Playing Tyler by TL Costa
Tyler MacCandless feels trapped caring for his older brother in rehab and working at gamerya1McDonald’s, until he is introduced to a new video game that could earn him a place in flight school, but may also be very different than it appears.

In Real Life by Cory Doctorow
Immersing herself in an online role-playing game where she enjoys fantasy heroics, Anda confronts a difficult choice when she befriends a disadvantaged Chinese kid who works illegally to gamerya8collect valuable objects and sell them to other players for real money.

Ready Player One by Ernest Cline
Immersing himself in a mid-twenty-first-century technological virtual utopia to escape an ugly real world of famine, poverty, and gamerya4disease, Wade Watts joins an increasingly violent effort to solve a series of puzzles by the virtual world’s creator.

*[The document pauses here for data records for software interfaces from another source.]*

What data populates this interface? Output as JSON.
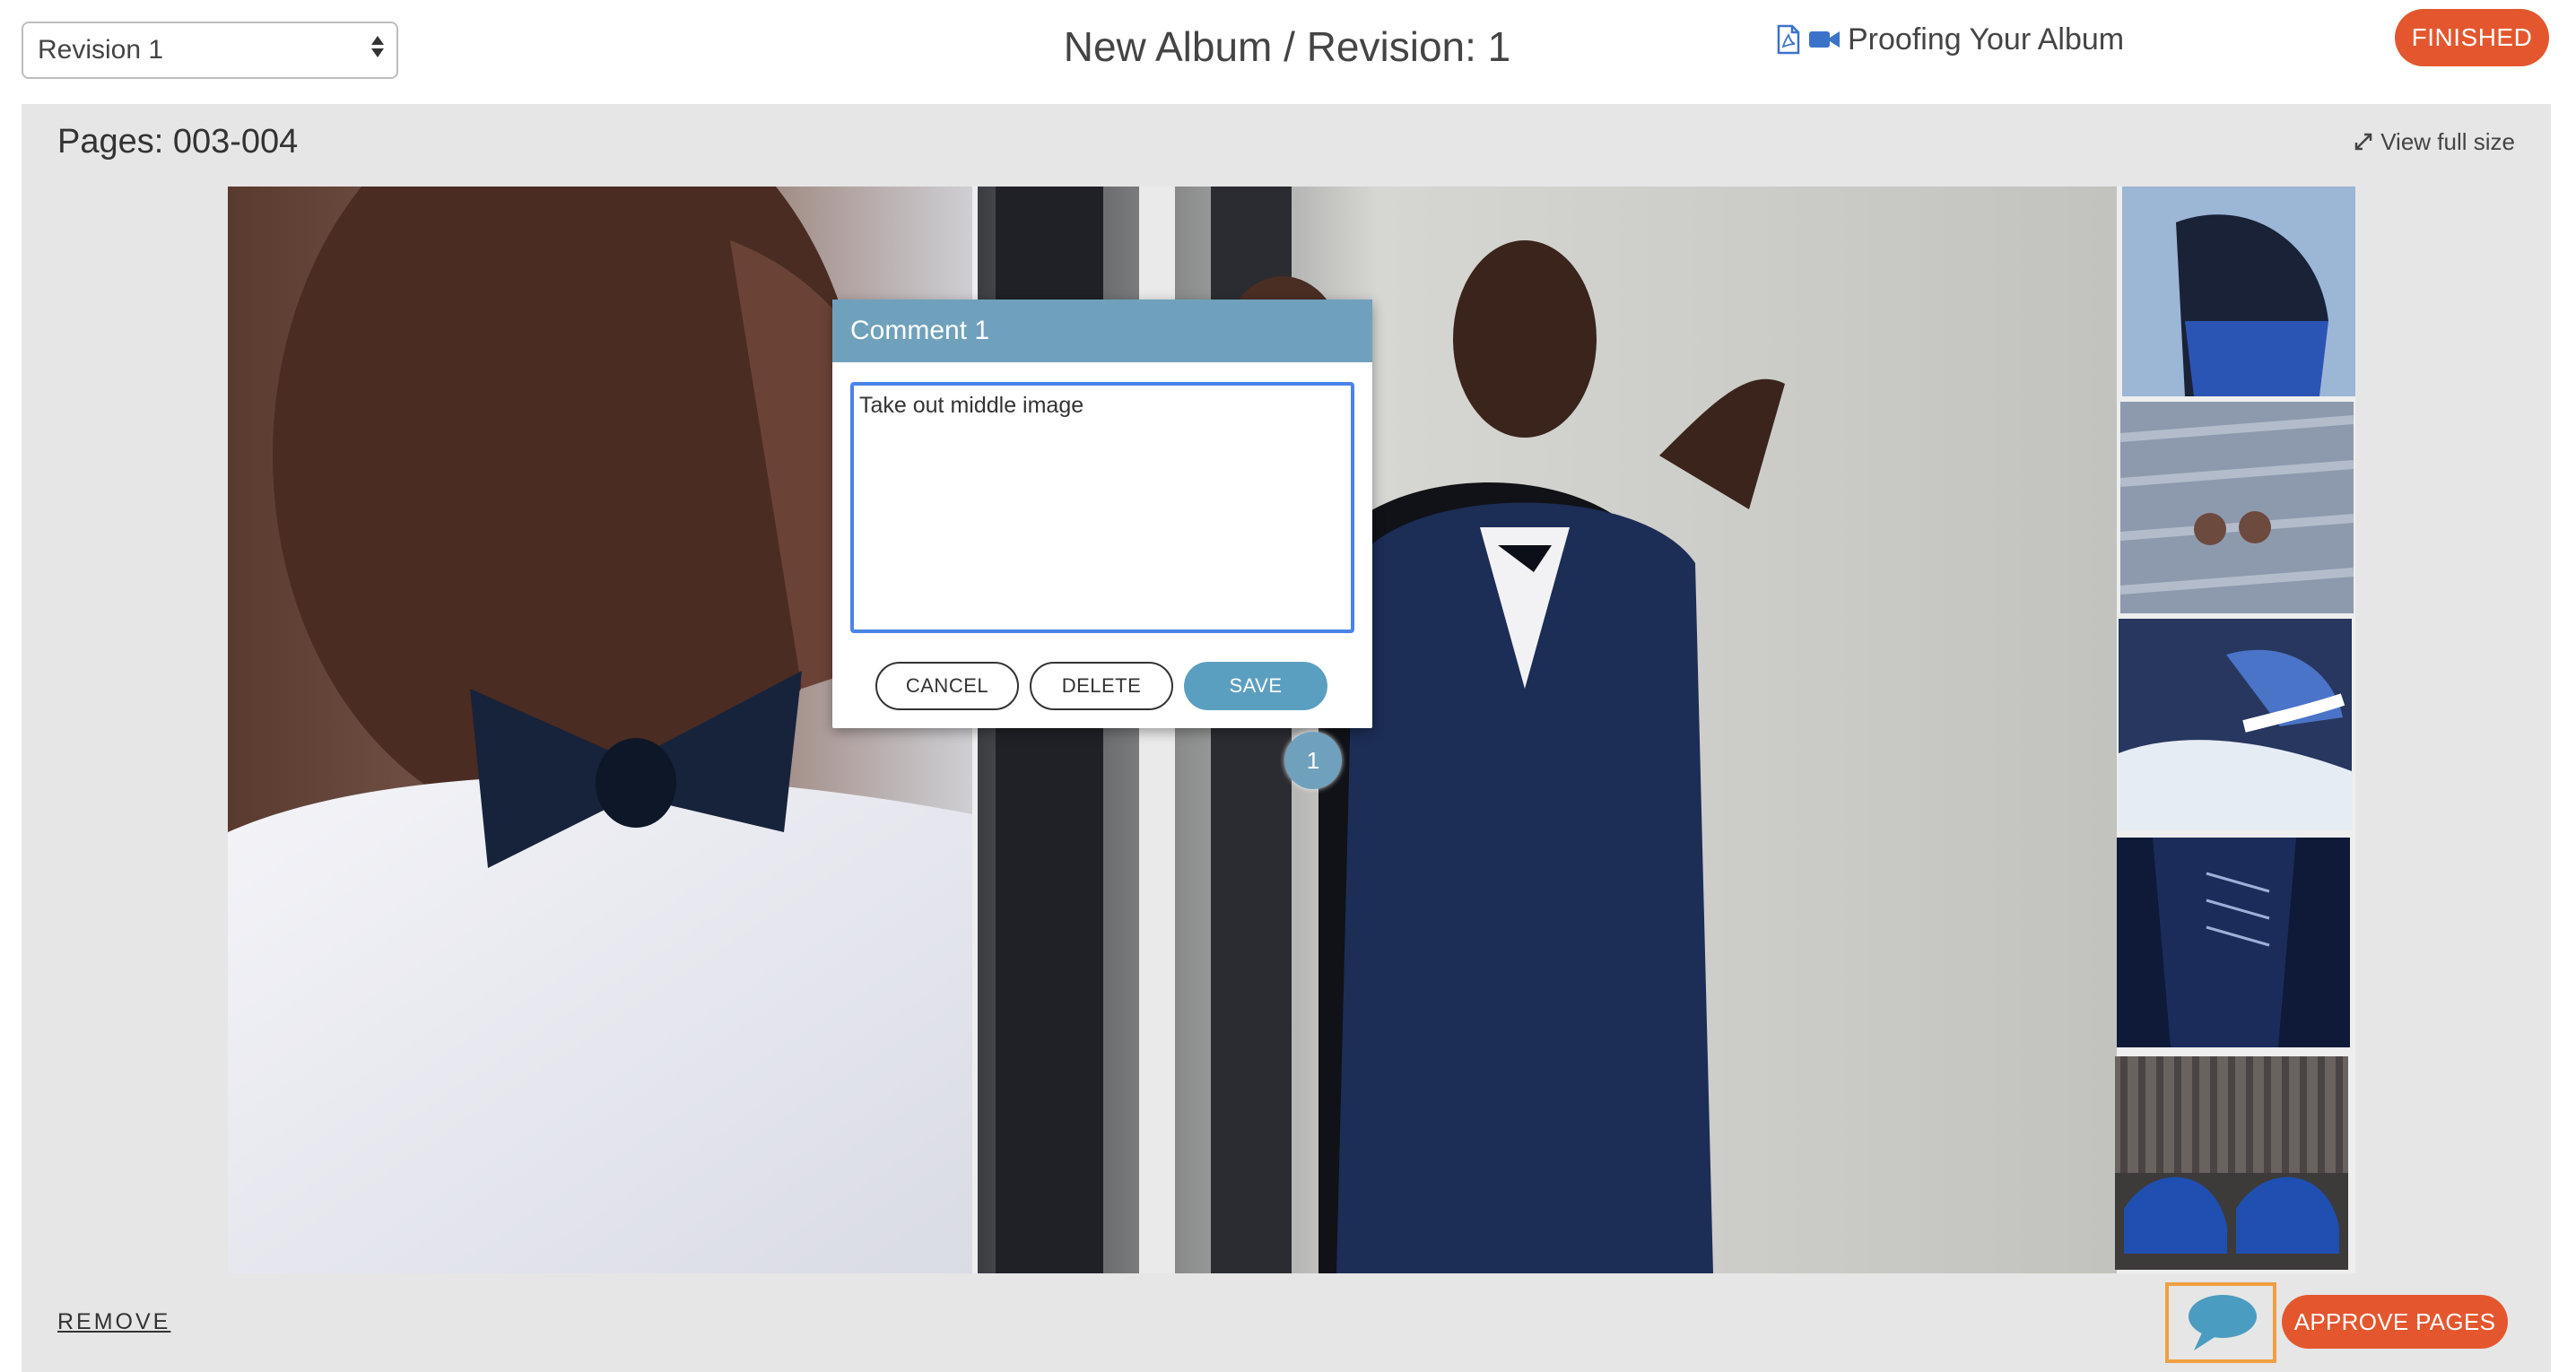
{
  "header": {
    "revision_select": {
      "value": "Revision 1"
    },
    "title": "New Album / Revision: 1",
    "proofing_label": "Proofing Your Album",
    "finished_label": "FINISHED"
  },
  "panel": {
    "pages_label": "Pages: 003-004",
    "view_full_label": "View full size"
  },
  "comment_dialog": {
    "title": "Comment 1",
    "text": "Take out middle image",
    "cancel_label": "CANCEL",
    "delete_label": "DELETE",
    "save_label": "SAVE"
  },
  "comment_marker": {
    "number": "1"
  },
  "footer": {
    "remove_label": "REMOVE",
    "approve_label": "APPROVE PAGES"
  },
  "colors": {
    "accent_orange": "#e4572e",
    "dialog_header": "#6fa1bd",
    "save_button": "#5b9fc0",
    "panel_bg": "#e6e6e6",
    "focus_border": "#4a83e8",
    "toggle_highlight": "#f0a040"
  },
  "icons": {
    "pdf": "pdf-file-icon",
    "video": "video-camera-icon",
    "expand": "expand-arrows-icon",
    "comment": "speech-bubble-icon"
  }
}
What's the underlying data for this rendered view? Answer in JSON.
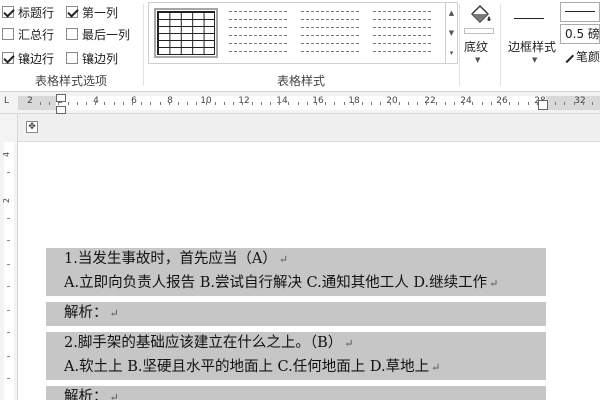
{
  "ribbon": {
    "style_options": {
      "group_label": "表格样式选项",
      "options": [
        {
          "label": "标题行",
          "checked": true
        },
        {
          "label": "第一列",
          "checked": true
        },
        {
          "label": "汇总行",
          "checked": false
        },
        {
          "label": "最后一列",
          "checked": false
        },
        {
          "label": "镶边行",
          "checked": true
        },
        {
          "label": "镶边列",
          "checked": false
        }
      ]
    },
    "table_styles": {
      "group_label": "表格样式"
    },
    "shading": {
      "label": "底纹",
      "icon": "paint-bucket-icon"
    },
    "borders": {
      "border_styles_label": "边框样式",
      "pen_weight": "0.5 磅",
      "pen_color_label": "笔颜"
    }
  },
  "ruler": {
    "tab_selector": "L",
    "numbers": [
      "2",
      "2",
      "4",
      "6",
      "8",
      "10",
      "12",
      "14",
      "16",
      "18",
      "20",
      "22",
      "24",
      "26",
      "28",
      "30",
      "32"
    ],
    "vertical_numbers": [
      "4",
      "2"
    ]
  },
  "document": {
    "move_handle": "✥",
    "lines": [
      "1.当发生事故时，首先应当（A）",
      "A.立即向负责人报告  B.尝试自行解决  C.通知其他工人  D.继续工作",
      "解析：",
      "2.脚手架的基础应该建立在什么之上。（B）",
      "A.软土上  B.坚硬且水平的地面上  C.任何地面上  D.草地上",
      "解析："
    ],
    "paragraph_mark": "↵"
  }
}
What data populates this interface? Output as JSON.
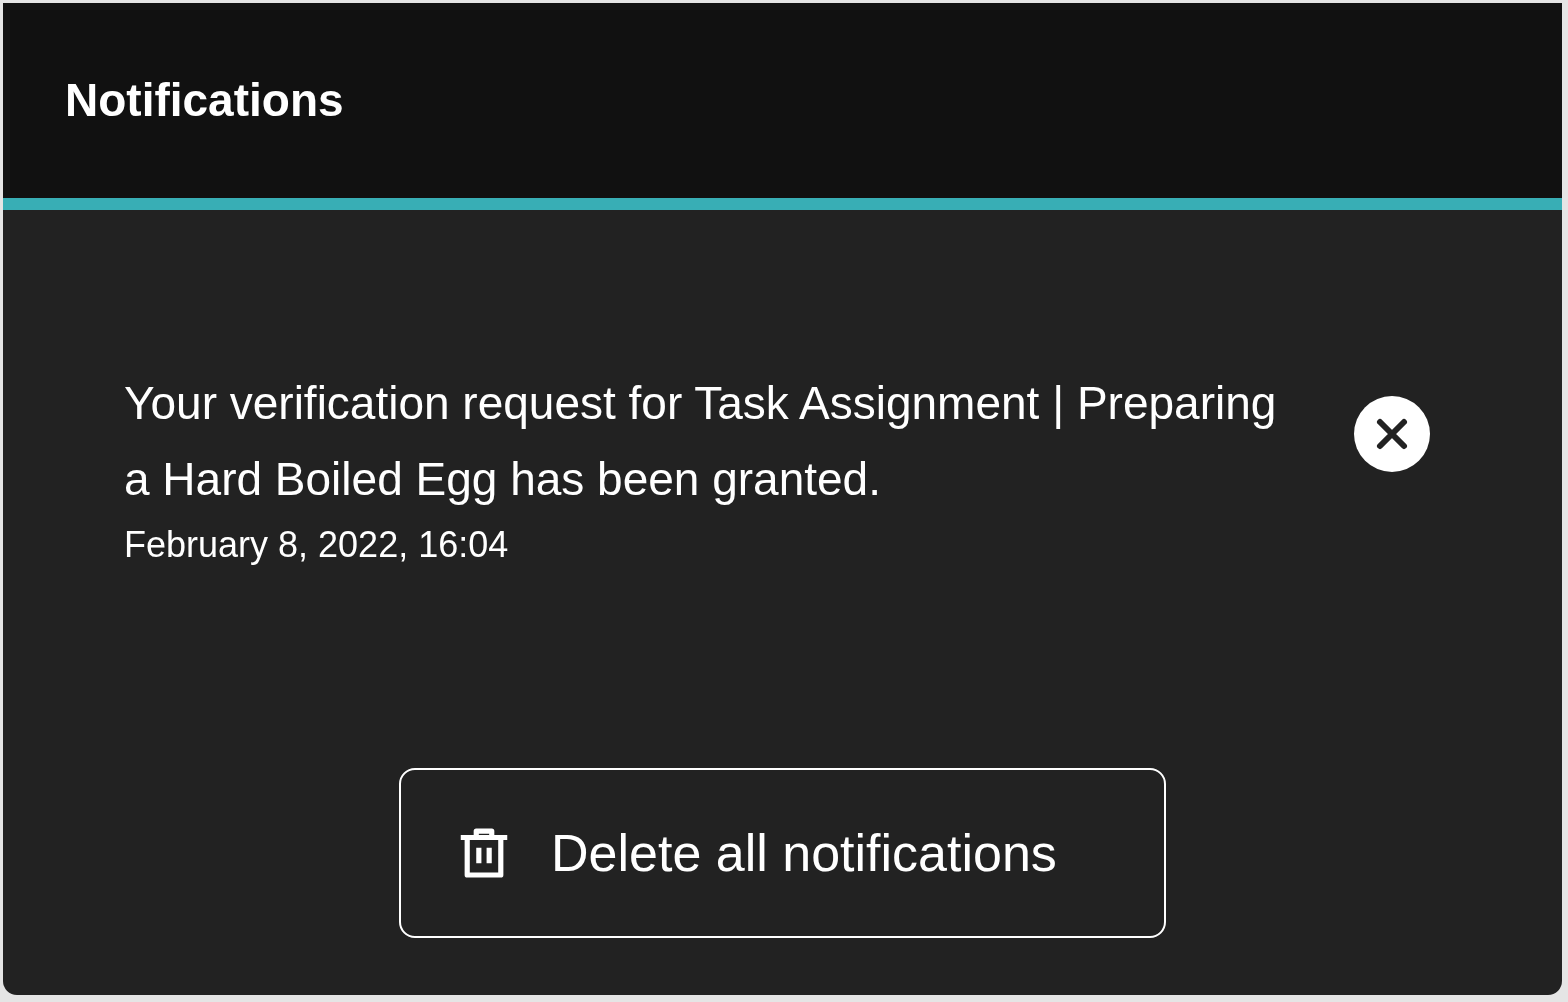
{
  "panel": {
    "title": "Notifications"
  },
  "notifications": [
    {
      "message": "Your verification request for Task Assignment | Preparing a Hard Boiled Egg has been granted.",
      "time": "February 8, 2022, 16:04"
    }
  ],
  "delete_all_button": {
    "label": "Delete all notifications"
  }
}
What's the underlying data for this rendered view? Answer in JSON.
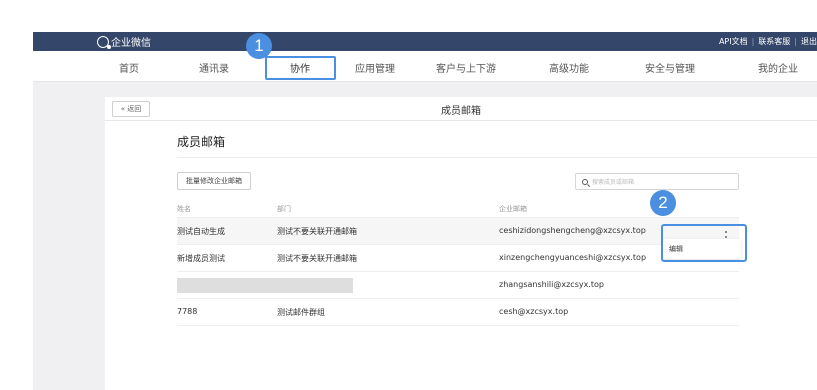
{
  "app": {
    "logo_text": "企业微信",
    "top_links": [
      "API文档",
      "联系客服",
      "退出"
    ]
  },
  "nav": {
    "items": [
      "首页",
      "通讯录",
      "协作",
      "应用管理",
      "客户与上下游",
      "高级功能",
      "安全与管理",
      "我的企业"
    ],
    "active": "协作"
  },
  "annotations": {
    "step1": "1",
    "step2": "2"
  },
  "page": {
    "back_label": "« 返回",
    "header_title": "成员邮箱",
    "section_title": "成员邮箱",
    "batch_button": "批量修改企业邮箱",
    "search_placeholder": "搜索成员或邮箱"
  },
  "table": {
    "columns": [
      "姓名",
      "部门",
      "企业邮箱"
    ],
    "rows": [
      {
        "name": "测试自动生成",
        "dept": "测试不要关联开通邮箱",
        "email": "ceshizidongshengcheng@xzcsyx.top"
      },
      {
        "name": "新增成员测试",
        "dept": "测试不要关联开通邮箱",
        "email": "xinzengchengyuanceshi@xzcsyx.top"
      },
      {
        "name": "",
        "dept": "",
        "email": "zhangsanshili@xzcsyx.top"
      },
      {
        "name": "7788",
        "dept": "测试邮件群组",
        "email": "cesh@xzcsyx.top"
      }
    ]
  },
  "row_menu": {
    "edit_label": "编辑"
  },
  "colors": {
    "topbar": "#34476a",
    "accent": "#4a90e2",
    "background": "#f0f0f2"
  }
}
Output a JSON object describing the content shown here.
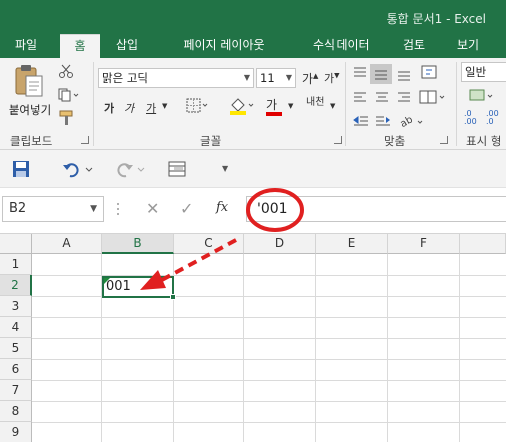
{
  "window": {
    "title": "통합 문서1 - Excel"
  },
  "tabs": [
    {
      "label": "파일"
    },
    {
      "label": "홈"
    },
    {
      "label": "삽입"
    },
    {
      "label": "페이지 레이아웃"
    },
    {
      "label": "수식"
    },
    {
      "label": "데이터"
    },
    {
      "label": "검토"
    },
    {
      "label": "보기"
    }
  ],
  "ribbon": {
    "clipboard": {
      "paste_label": "붙여넣기",
      "group_label": "클립보드"
    },
    "font": {
      "name": "맑은 고딕",
      "size": "11",
      "group_label": "글꼴",
      "bold": "가",
      "italic": "가",
      "underline": "가",
      "text_color_glyph": "가",
      "phonetic": "내천"
    },
    "alignment": {
      "group_label": "맞춤"
    },
    "number": {
      "format": "일반",
      "group_label": "표시 형"
    }
  },
  "namebox": {
    "value": "B2"
  },
  "formula": {
    "value": "'001"
  },
  "grid": {
    "columns": [
      "A",
      "B",
      "C",
      "D",
      "E",
      "F"
    ],
    "rows": [
      "1",
      "2",
      "3",
      "4",
      "5",
      "6",
      "7",
      "8",
      "9"
    ],
    "selected_cell": {
      "ref": "B2",
      "value": "001"
    }
  },
  "colors": {
    "excel_green": "#217346",
    "annotation_red": "#e02020"
  }
}
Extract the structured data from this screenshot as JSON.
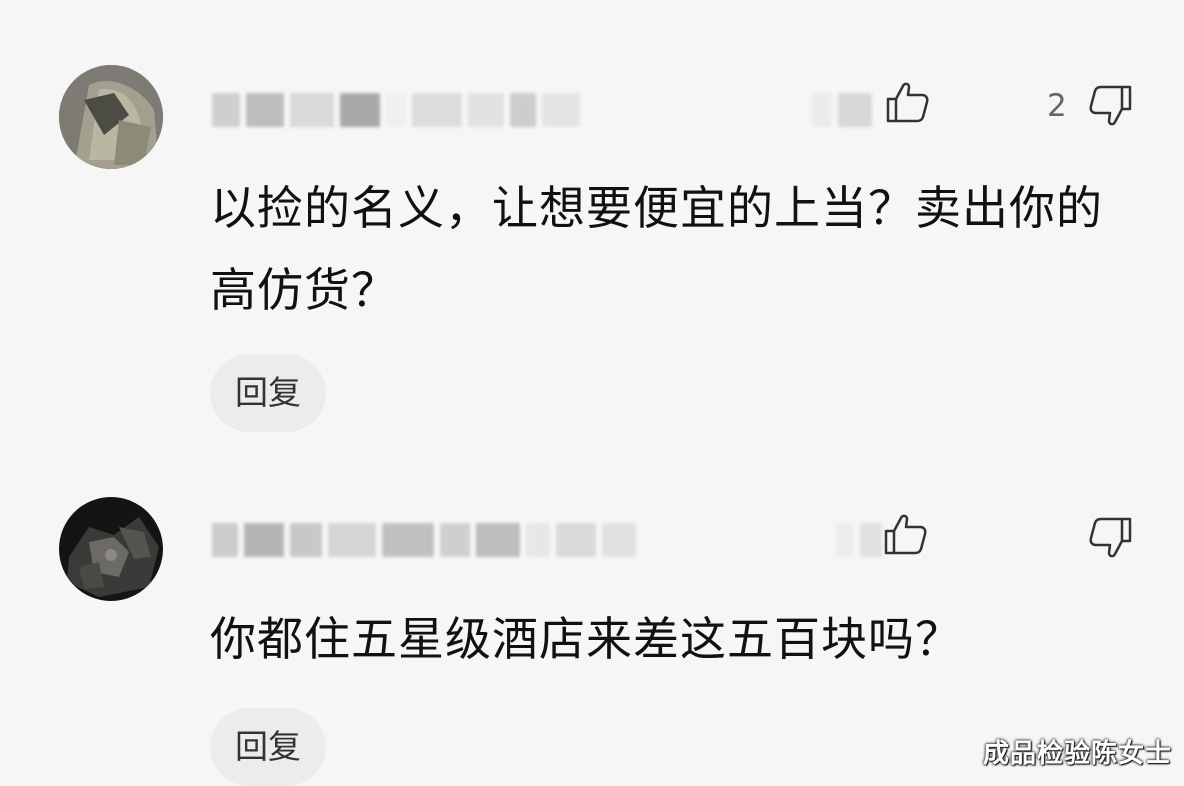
{
  "comments": [
    {
      "text": "以捡的名义，让想要便宜的上当？卖出你的高仿货？",
      "dislike_count": "2",
      "reply_label": "回复",
      "like_icon": "thumbs-up-icon",
      "dislike_icon": "thumbs-down-icon"
    },
    {
      "text": "你都住五星级酒店来差这五百块吗？",
      "dislike_count": "",
      "reply_label": "回复",
      "like_icon": "thumbs-up-icon",
      "dislike_icon": "thumbs-down-icon"
    }
  ],
  "watermark": "成品检验陈女士"
}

More young adult books that video game fans and players might really enjoy include: The Hitchhiker’s Guide to the Galaxy by Douglas Adams, Neuromancer by William Gibson, The Peripheral by William Gibson, For the Win by Cory Doctorow, Ender’s Game by Orson Scott Card,  In Real Life by Lawrence Tabak, The Eye of Minds by James Dashner, Erebos: It’s a Game: It Watches You by Ursula Poznanski, Epic by Conor Kostick, Insignia by S. J. Kincaid, The Improbable Theory of Ana & Zak by Brian Katcher, and Guy in Real Life by Steve Brezenoff.

Our Most Popular Non Fiction Series for Children

IMG_3100When biography and nonfiction book reports are assigned in school, there is one series that most middle grade readers go to first. Most will head straight for the Who Was biographies and the What Was and Where Is nonfiction series. These books cut straight to the important facts about the subject matter, while making the reading both fun and interesting. In fact, these books are so popular that it is hard to keep them on the shelf even when there are no school projects looming. To see just how few of these popular books actually are in the library right now, check out the small wooden stand outside the Teens Room.

whowas1This series is published by Penguin, and covers an extensive list of people, places, and events that are important historically or are currently relevant in pop culture. The books are easily recognizable by the caricature style drawing of biography subjects and bold cartoon work of all their covers.  There are also illustrations throughout the books and extra bits of information that make the reading more fun. For big fans of the series Penguin has a website where readers can keep track of which books they have read and test their knowledge.

whowas2There is a book club here at the library that meets once a month and focuses on the Who Was series. About a month before each meeting, a librarian will select a book from the series for everyone to read. At the meeting, readers chat about what they discovered in the book and do one or more fun activities inspired by that person’s life. For more info on when the group is meeting check out our events calendar.

what1Here is a small sampling of the wide variety of people, places, and events this series explores; Who is Jane Goodall? by Roberta Edwards, What is the World Series? by Gail Herman, What was the Battle of Gettysburg? by Jim O’Connor, Who was Dr. Seuss? by Janet Pascal, What was Hurricane Katrina? by Robin Koontz, Who was Betsy Ross? by James Buckley, Where is Mount Rushmore? by True Kelley, Who was Frederick Douglass? by April Jones, What is the Panama Canal? by Janet B. Pascal, Who is Stan Lee? by Geoff Edgers, What was the March on Washington? by Kathleen Krull, and Where is the Great Wall? by Patricia Brennan Demuth.